> _Data entries_:
"""

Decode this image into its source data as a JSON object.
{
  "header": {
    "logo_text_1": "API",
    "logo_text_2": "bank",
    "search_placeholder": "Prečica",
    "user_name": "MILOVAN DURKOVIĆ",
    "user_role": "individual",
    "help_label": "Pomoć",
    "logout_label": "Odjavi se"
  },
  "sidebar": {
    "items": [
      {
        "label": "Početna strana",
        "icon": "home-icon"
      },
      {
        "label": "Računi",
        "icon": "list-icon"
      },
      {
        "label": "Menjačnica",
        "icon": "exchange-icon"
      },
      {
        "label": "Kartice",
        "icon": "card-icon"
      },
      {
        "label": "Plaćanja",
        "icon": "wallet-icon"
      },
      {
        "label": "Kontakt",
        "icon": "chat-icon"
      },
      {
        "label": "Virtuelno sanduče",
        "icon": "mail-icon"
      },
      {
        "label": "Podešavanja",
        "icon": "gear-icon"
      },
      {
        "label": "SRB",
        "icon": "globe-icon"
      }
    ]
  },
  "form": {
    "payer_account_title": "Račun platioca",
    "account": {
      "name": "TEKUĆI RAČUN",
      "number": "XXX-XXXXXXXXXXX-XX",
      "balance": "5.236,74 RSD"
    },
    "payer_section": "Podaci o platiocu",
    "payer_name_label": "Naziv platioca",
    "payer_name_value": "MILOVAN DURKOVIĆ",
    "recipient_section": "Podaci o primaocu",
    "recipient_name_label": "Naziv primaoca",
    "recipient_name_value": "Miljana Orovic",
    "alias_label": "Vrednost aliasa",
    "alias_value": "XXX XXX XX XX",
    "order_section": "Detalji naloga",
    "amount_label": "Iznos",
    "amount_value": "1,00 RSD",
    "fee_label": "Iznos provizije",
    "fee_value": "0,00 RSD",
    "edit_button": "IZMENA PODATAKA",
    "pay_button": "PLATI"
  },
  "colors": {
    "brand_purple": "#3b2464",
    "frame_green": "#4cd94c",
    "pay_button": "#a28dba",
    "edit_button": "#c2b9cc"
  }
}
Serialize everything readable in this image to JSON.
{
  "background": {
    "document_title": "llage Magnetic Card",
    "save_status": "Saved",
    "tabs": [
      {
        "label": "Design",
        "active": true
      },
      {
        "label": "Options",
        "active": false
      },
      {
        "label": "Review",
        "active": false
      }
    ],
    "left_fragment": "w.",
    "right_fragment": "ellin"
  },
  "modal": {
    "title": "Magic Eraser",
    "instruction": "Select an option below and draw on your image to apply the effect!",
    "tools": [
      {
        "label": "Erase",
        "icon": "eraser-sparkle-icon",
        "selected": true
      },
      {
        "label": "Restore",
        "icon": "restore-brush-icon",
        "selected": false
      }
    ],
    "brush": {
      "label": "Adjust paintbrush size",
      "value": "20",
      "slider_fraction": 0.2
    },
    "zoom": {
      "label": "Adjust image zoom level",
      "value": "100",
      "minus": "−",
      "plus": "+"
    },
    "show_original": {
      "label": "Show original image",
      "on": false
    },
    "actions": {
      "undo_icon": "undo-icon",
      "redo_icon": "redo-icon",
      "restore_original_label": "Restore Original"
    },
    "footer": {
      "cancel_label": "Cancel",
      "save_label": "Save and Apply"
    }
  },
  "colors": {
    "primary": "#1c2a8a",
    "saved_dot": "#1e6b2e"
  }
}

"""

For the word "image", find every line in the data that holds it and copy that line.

Decode this image into its source data as a JSON object.
Serialize everything readable in this image to JSON.
    "instruction": "Select an option below and draw on your image to apply the effect!",
      "label": "Adjust image zoom level",
      "label": "Show original image",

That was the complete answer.